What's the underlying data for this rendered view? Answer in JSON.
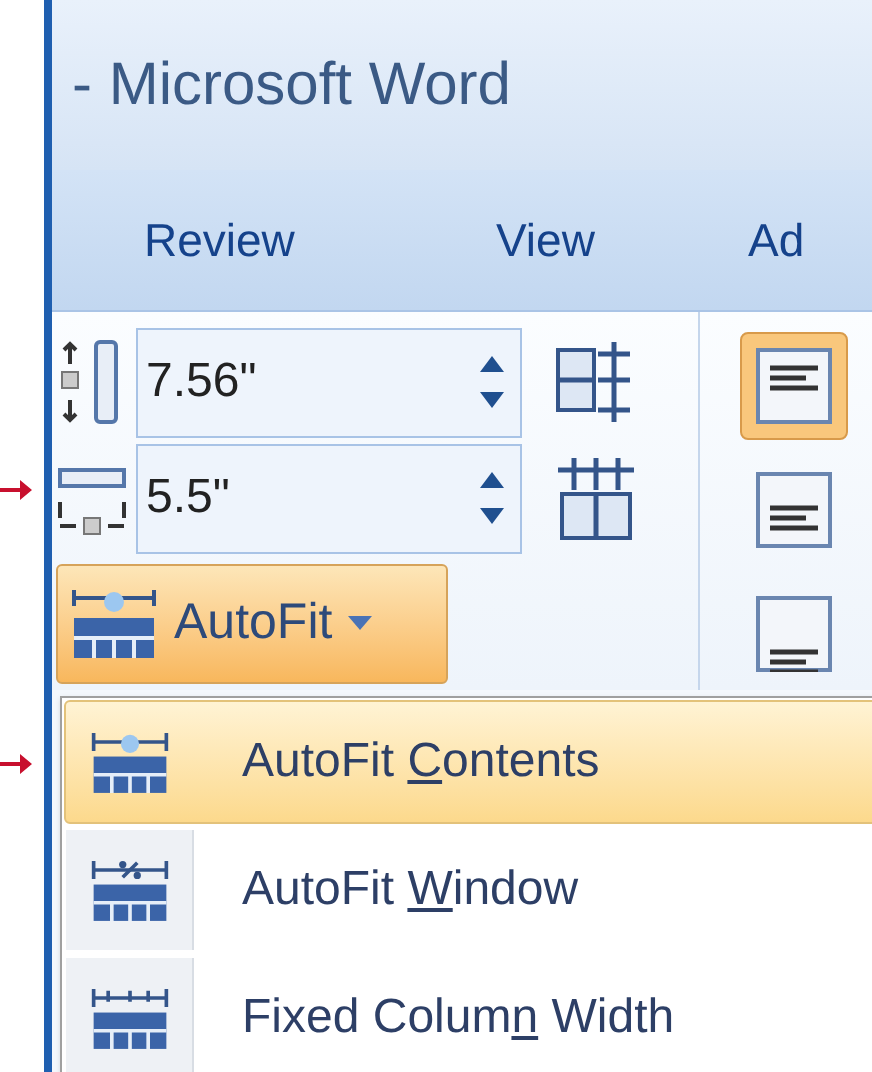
{
  "window": {
    "title": "- Microsoft Word"
  },
  "tabs": [
    {
      "label": "Review",
      "selected": false
    },
    {
      "label": "View",
      "selected": false
    },
    {
      "label": "Ad",
      "selected": false
    }
  ],
  "cell_size": {
    "height": {
      "value": "7.56\""
    },
    "width": {
      "value": "5.5\""
    },
    "autofit_button": {
      "label": "AutoFit",
      "expanded": true
    }
  },
  "alignment_buttons": [
    {
      "selected": true
    },
    {
      "selected": false
    },
    {
      "selected": false
    }
  ],
  "autofit_menu": [
    {
      "before": "AutoFit ",
      "key": "C",
      "after": "ontents",
      "selected": true
    },
    {
      "before": "AutoFit ",
      "key": "W",
      "after": "indow",
      "selected": false
    },
    {
      "before": "Fixed Colum",
      "key": "n",
      "after": " Width",
      "selected": false
    }
  ]
}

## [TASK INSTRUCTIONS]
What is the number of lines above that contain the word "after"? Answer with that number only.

## [ANSWER TO THIS TASK]
3